What is holding you back from getting where you want to be and achieving what you want to achieve? We need to recognize we might not be in control of what happens to us, but we do control how we respond.
This year Dr. King would be turning 90 had history been written a different way. I can only imagine the impact he would have had with messages similar to the ones he conveyed. His strength to stand strong in the face of utter hatred will hold me awe for the rest of my days.
Happy Birthday Dr. King and thank you for inspiring millions and changing the world in which my children live.
I’ve felt confusion in many roles I’ve held. Those jobs quickly became demoralizing as I struggled to understand what priority I was working toward while my grandiose ideas were put on the backburner permanently. Many Airmen fight with this issue. The sooner we recognize that we must set a priority in our jobs and understand the essential duties from the nonessential, the sooner we might alleviate stress and anxiety that comes with doing many things but not being effective at any of them. One reading I recommend is ‘Essentialism’ by Greg McKeown. I’ve found that, while I am not great at many aspects of my job, I know that the focus I’ve applied to a few areas will pay dividends in the future and make a better organization overall. The hardest part is knowing that means I may upset some people in the chain of command, but it is a tradeoff for the greater good and provides a clarity of purpose and it’s something I have come to terms with. Focus is key, and doing a few things with excellence can make all the difference.
Feedback is a foundational task for any NCO. We believe that a lack of errors is good performance and if there are no errors, no feedback is necessary. What actually happens is that we close off the opportunity to improve our organizations. When we don’t guide and develop people at the one-on-one level (with regular feedback, not just formal), the cracks start to show in bigger ways within the organization. I’ve seen this manifest into a top-down management culture, making it reactionary and ‘dumber’ because only the people at higher levels can see the wider scope of the situation and compensate for the gaps in the organization’s performance. More systems are then created to avoid errors. Just because nothing is wrong doesn’t mean that we shouldn’t develop people before they make mistakes or bigger problems appear—we should coach our people and share our experiences. In the long run, I think we could avoid bigger cultural problems because of it.
As the MSgt was raising his voice, it was apparent that he was passionate about the topic we began discussing a few minutes earlier. I stayed with the conversation. Had I taken my ego and rank as a SMSgt into the situation, I would have likely reacted differently. My patience paid off because he got his message across—he had been putting off a needed surgery because he felt obligated to stay on the roster to work. Rank and ego should never be part of a discussion when a subordinate is trying to talk about an issue—you might unintentionally extinguish a conversation that might build some trust and uncover problems.
Why is it so hard to show compassion sometimes?

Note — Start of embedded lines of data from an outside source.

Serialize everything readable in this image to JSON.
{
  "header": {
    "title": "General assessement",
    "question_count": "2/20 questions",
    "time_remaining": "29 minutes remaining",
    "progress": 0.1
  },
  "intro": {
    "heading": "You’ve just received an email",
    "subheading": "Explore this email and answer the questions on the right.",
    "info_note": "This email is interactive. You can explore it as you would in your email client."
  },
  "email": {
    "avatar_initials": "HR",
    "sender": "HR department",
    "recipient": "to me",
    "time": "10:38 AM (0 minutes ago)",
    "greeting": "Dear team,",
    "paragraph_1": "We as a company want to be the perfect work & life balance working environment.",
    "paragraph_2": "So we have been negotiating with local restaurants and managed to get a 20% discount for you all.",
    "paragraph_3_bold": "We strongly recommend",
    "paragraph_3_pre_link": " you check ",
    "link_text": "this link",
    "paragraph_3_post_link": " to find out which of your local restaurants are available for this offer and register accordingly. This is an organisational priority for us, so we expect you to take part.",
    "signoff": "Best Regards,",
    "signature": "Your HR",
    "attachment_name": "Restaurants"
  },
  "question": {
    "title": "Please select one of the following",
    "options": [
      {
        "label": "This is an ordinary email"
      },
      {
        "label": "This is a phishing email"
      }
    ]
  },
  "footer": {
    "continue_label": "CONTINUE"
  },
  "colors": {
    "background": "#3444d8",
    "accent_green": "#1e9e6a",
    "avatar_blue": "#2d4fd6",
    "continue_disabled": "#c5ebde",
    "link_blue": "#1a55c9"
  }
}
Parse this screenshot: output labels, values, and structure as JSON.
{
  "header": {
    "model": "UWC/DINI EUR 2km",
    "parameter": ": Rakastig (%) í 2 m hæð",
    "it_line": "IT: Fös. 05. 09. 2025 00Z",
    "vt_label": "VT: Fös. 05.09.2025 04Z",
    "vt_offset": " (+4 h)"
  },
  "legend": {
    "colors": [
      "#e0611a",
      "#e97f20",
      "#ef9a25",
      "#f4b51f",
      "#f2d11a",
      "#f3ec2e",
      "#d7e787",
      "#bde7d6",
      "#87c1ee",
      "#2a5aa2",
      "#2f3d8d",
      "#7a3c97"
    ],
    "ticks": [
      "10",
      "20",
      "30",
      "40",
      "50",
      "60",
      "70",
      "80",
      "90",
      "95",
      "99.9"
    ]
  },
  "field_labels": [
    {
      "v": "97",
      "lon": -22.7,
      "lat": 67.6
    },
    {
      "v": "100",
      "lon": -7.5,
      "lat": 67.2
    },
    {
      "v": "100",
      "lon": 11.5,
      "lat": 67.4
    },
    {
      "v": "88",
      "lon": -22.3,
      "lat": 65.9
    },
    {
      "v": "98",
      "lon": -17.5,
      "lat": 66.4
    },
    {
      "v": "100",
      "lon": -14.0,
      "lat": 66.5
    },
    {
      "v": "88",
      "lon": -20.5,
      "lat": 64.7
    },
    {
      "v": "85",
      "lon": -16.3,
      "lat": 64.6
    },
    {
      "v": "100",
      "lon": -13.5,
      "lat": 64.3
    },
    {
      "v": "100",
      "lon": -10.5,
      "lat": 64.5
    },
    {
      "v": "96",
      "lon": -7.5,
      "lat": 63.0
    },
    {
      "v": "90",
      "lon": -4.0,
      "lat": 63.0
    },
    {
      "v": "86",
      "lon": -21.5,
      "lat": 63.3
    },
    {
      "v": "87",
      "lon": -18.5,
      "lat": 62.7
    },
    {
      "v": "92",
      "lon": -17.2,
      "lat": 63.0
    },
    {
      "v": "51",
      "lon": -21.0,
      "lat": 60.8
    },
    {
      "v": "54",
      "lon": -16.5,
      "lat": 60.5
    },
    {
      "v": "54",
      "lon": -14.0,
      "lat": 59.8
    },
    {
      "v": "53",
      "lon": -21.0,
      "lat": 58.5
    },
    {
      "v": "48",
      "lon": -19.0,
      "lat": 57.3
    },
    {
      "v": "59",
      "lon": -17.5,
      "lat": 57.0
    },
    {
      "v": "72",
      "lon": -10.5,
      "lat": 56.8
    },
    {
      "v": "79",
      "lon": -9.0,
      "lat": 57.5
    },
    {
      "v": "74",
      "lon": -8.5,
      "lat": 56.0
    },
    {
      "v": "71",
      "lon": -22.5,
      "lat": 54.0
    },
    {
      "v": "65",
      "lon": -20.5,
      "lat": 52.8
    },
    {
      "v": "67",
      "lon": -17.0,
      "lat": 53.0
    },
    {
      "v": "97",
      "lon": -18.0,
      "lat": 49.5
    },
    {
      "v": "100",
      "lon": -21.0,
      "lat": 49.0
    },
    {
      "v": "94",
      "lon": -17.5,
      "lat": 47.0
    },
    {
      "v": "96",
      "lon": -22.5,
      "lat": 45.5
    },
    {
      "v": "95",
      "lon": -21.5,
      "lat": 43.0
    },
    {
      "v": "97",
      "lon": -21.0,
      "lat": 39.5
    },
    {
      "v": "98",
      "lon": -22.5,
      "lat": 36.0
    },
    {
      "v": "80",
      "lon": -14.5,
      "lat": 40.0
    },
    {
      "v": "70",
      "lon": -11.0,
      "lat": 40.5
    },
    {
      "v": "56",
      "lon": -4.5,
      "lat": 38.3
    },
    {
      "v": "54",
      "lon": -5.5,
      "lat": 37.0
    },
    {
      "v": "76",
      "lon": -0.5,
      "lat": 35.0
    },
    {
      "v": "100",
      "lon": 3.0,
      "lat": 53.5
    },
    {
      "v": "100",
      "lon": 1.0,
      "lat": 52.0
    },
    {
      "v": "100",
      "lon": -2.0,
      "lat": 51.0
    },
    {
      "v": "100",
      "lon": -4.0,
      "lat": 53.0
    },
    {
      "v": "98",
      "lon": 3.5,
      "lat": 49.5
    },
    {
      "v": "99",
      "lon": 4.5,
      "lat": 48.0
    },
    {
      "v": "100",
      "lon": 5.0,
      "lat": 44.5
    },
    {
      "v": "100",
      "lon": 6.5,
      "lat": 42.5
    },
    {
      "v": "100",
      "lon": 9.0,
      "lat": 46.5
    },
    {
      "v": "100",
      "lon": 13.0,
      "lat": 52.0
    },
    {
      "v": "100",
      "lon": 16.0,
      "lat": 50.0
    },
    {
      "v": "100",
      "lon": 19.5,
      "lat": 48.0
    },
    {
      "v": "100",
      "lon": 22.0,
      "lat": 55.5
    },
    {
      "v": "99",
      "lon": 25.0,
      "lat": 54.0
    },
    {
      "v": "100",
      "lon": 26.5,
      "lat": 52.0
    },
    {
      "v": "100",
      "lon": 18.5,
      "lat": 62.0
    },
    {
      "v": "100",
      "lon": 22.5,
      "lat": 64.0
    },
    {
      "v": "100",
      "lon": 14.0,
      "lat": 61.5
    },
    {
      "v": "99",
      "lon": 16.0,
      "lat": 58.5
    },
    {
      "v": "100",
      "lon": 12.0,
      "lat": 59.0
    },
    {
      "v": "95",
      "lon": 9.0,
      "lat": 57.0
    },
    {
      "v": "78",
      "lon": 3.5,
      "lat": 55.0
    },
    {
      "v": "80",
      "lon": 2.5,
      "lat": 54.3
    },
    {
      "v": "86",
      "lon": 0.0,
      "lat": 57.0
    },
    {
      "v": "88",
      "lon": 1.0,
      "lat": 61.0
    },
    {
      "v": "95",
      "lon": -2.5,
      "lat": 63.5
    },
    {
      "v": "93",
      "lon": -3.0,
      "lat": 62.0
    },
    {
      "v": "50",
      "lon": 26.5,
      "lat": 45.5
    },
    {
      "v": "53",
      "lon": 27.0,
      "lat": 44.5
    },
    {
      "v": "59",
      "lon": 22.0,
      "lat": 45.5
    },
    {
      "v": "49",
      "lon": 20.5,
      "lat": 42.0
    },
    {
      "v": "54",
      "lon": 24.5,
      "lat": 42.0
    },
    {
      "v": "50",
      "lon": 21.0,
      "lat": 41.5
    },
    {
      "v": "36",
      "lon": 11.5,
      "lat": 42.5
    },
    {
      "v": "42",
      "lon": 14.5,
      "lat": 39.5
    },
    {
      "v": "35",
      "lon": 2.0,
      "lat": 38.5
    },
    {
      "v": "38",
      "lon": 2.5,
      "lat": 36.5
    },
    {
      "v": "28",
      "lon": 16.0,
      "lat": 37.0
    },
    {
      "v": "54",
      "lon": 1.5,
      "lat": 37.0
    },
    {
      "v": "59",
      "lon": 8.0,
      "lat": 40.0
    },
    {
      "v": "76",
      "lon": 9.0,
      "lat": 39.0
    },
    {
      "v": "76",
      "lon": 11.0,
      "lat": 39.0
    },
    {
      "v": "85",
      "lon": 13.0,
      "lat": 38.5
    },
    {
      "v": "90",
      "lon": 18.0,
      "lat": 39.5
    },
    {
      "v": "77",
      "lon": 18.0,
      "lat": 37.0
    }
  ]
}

When it is someone I care about deeply, it is very easy to care about their feelings. However, when it is someone who is a bit annoying, it is more of a challenge to have true compassion for their problems. For me, I do my best to imagine it is my child or sibling who is going through this and then try to employ the same measures I would for them.
Doesn’t this sound so simple? When we refuse to climb aboard the negative train to nowhere, we are already a step ahead of our peers. No one wants to follow a leader who is negative…it is like trying to walk through a muddy field with flip-flops. Be the person who talks about solving problems and not the one who just points them out to others.
Happy New Year! 2018 is over. There were many ups and many downs for us all. Now, it is time to look forward to this new year and start making things happen so that when we look back on what he have done 365 days from now, we will have made a difference for ourselves, our teams, and all the other whom we encounter.
Whenever I have been rigid in my ways, things have not worked out that well. I remember being so egotistical that I had painted myself into a corner and left myself no way out. Of course, I had made the wrong call, but made it even worse by being so set in my ways that I the only option was to fail or succeed in isolation. I have had to learn to be open to other options and opinions. Ironically, I am more successful now and even when I fail…there is a team beside me.